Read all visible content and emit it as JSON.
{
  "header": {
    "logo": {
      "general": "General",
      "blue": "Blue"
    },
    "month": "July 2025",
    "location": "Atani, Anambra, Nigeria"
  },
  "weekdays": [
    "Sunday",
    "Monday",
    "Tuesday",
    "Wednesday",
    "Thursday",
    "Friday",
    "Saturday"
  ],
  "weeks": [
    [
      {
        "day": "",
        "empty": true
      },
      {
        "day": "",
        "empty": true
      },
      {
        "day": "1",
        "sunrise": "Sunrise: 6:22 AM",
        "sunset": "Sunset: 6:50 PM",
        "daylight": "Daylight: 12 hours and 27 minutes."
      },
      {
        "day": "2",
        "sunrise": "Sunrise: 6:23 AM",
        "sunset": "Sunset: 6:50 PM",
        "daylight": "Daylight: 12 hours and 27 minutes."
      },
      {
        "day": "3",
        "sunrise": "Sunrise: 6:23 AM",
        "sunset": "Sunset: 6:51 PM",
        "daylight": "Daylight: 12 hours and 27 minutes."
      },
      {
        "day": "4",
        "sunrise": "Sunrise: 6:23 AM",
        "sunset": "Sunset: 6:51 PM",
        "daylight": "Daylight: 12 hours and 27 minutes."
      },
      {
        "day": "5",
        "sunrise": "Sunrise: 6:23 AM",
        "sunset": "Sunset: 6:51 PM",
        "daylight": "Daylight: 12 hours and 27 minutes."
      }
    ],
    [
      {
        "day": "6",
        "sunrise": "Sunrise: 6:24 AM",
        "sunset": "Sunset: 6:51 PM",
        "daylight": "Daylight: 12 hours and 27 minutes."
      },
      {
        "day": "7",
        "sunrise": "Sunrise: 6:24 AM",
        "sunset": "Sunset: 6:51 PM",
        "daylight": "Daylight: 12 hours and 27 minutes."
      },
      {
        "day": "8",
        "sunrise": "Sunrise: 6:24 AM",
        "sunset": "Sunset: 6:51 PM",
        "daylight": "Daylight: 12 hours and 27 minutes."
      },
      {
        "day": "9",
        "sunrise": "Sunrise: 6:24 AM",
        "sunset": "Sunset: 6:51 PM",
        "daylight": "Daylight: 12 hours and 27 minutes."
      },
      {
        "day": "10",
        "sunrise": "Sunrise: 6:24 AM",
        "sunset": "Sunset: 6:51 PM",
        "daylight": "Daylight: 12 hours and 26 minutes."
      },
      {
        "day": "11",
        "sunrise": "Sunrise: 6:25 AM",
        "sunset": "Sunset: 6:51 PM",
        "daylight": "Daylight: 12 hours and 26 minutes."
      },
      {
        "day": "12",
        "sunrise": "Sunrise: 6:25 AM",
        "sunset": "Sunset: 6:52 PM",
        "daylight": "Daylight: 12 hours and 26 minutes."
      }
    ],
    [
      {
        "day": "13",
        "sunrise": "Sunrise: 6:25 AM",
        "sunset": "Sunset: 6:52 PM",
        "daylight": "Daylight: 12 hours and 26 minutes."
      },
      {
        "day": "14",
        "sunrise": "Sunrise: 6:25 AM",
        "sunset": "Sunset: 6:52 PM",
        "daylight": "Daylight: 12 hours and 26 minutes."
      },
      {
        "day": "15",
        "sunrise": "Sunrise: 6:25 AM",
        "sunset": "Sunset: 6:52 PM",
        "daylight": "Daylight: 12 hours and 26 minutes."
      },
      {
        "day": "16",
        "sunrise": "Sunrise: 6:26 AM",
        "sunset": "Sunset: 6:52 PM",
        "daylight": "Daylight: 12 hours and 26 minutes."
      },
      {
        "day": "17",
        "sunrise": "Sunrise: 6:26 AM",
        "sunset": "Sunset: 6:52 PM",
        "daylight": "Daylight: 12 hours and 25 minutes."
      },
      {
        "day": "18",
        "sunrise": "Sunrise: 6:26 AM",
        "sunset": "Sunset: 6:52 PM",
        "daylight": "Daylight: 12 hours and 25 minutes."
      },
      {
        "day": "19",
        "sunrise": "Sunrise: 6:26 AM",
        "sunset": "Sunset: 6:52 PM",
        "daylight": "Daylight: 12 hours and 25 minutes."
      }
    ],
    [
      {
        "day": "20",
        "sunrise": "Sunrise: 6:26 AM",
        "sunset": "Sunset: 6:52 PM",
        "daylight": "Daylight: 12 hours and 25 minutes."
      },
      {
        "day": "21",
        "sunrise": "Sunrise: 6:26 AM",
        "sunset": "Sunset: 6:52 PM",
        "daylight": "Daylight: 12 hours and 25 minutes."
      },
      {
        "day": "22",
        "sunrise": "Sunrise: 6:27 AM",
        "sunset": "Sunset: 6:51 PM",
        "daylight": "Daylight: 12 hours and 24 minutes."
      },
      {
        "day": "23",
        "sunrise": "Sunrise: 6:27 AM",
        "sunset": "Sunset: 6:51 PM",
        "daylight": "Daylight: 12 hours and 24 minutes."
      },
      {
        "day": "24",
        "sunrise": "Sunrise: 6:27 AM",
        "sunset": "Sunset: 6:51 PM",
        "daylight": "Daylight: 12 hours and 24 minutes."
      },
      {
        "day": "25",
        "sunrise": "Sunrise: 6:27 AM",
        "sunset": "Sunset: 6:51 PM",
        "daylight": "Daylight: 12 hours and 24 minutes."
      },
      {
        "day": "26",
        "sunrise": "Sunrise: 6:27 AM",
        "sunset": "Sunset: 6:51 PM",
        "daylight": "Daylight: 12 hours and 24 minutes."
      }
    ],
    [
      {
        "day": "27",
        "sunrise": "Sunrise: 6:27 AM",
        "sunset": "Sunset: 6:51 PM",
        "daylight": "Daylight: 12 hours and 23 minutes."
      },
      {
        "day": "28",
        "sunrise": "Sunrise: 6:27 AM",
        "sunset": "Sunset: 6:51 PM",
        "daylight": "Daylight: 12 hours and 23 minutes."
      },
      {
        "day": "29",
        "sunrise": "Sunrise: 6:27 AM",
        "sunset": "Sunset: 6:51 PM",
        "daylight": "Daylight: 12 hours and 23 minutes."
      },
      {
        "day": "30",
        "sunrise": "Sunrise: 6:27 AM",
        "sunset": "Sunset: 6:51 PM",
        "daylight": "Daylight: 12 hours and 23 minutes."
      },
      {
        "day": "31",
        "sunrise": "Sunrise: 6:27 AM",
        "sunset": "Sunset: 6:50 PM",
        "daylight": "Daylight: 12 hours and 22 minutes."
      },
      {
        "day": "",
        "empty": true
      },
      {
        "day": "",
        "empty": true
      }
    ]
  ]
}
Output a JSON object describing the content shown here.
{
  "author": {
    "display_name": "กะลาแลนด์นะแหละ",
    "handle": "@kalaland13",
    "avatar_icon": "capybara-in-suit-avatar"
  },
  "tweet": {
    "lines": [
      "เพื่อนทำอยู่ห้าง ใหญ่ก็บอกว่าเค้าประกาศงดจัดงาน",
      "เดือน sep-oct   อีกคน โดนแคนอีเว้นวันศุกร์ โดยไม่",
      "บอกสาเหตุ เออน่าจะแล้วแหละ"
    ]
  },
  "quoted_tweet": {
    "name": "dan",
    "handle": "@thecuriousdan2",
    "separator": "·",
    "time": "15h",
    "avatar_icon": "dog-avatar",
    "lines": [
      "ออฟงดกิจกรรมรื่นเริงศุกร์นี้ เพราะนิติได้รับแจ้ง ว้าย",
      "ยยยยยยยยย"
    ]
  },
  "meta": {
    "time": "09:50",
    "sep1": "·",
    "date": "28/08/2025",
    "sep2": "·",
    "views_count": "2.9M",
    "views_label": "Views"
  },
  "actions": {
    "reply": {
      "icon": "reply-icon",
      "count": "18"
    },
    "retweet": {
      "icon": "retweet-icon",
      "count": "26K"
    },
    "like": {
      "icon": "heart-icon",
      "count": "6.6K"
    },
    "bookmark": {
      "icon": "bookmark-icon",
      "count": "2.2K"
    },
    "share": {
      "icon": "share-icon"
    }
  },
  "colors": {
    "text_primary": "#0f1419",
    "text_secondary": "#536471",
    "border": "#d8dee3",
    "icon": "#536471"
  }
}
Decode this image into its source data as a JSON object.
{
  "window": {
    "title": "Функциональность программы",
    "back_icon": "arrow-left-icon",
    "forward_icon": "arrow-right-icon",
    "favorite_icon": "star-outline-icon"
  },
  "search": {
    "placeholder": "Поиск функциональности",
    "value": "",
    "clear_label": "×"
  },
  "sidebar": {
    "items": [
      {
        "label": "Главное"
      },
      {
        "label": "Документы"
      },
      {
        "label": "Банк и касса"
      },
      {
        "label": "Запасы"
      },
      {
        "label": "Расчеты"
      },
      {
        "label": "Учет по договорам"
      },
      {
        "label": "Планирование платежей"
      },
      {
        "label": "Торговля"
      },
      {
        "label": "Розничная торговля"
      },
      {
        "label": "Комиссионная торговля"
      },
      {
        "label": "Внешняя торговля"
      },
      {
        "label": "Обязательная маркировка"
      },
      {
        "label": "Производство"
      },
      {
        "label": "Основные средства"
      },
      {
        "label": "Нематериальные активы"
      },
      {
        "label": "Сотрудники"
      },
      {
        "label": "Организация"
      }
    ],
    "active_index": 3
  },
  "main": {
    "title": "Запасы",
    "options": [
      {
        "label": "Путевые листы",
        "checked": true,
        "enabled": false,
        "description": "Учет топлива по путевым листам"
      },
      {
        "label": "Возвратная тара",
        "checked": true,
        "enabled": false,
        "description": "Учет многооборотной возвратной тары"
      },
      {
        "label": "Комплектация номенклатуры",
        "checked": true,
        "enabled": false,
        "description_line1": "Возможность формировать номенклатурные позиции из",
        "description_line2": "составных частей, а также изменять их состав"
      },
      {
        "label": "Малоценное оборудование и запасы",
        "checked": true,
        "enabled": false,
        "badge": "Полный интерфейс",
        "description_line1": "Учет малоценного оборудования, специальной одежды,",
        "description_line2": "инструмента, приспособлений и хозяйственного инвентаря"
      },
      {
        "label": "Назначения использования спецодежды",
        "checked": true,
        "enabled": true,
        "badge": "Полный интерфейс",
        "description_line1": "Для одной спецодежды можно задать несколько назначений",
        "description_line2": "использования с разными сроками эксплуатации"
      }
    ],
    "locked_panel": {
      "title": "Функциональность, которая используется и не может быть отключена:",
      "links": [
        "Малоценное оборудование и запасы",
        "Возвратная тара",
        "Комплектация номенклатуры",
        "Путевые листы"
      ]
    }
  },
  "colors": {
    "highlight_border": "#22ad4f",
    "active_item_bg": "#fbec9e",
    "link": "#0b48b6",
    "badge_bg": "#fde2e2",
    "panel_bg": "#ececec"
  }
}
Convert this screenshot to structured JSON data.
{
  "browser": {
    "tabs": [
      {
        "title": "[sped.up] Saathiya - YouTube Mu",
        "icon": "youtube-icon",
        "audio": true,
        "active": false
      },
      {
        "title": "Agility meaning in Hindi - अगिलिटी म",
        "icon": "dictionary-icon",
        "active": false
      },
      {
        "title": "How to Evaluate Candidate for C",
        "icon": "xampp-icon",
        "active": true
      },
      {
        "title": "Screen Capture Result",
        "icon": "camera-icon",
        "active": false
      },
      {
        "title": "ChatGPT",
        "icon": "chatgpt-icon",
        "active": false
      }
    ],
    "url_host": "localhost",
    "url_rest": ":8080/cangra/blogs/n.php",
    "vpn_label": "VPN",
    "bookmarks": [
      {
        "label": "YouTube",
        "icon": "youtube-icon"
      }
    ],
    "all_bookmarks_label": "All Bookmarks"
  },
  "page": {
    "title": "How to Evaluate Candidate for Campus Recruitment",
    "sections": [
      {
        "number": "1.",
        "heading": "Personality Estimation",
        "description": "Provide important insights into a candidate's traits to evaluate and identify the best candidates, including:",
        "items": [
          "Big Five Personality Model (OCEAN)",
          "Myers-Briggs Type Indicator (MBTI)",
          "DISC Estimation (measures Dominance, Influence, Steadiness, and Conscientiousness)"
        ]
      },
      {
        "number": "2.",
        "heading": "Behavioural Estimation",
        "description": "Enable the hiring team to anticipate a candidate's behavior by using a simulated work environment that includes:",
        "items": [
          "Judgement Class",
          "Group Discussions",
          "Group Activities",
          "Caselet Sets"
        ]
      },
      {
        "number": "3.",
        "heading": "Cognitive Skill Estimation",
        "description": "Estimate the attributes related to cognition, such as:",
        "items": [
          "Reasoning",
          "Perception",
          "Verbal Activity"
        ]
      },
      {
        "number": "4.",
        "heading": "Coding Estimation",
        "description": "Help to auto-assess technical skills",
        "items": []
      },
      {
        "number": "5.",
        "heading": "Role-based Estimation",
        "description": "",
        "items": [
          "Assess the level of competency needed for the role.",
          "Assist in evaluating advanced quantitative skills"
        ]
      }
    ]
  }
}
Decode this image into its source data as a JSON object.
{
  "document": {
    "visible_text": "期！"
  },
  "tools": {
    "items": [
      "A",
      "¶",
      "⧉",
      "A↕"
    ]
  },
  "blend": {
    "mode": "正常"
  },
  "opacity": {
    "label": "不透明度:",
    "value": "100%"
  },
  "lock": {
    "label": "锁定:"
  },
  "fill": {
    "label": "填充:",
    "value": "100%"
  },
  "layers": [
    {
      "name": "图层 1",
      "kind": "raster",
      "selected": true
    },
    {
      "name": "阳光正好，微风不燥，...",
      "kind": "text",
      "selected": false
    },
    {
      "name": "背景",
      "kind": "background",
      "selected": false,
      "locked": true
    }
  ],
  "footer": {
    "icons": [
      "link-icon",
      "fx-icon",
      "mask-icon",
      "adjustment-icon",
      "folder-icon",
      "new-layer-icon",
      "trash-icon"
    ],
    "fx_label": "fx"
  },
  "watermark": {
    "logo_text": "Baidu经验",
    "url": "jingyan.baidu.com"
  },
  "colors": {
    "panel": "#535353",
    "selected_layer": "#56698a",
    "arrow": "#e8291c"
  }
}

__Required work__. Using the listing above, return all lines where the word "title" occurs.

__Solution__.
    "title": "Функциональность программы",
    "title": "Запасы",
      "title": "Функциональность, которая используется и не может быть отключена:",
        "title": "[sped.up] Saathiya - YouTube Mu",
        "title": "Agility meaning in Hindi - अगिलिटी म",
        "title": "How to Evaluate Candidate for C",
        "title": "Screen Capture Result",
        "title": "ChatGPT",
    "title": "How to Evaluate Candidate for Campus Recruitment",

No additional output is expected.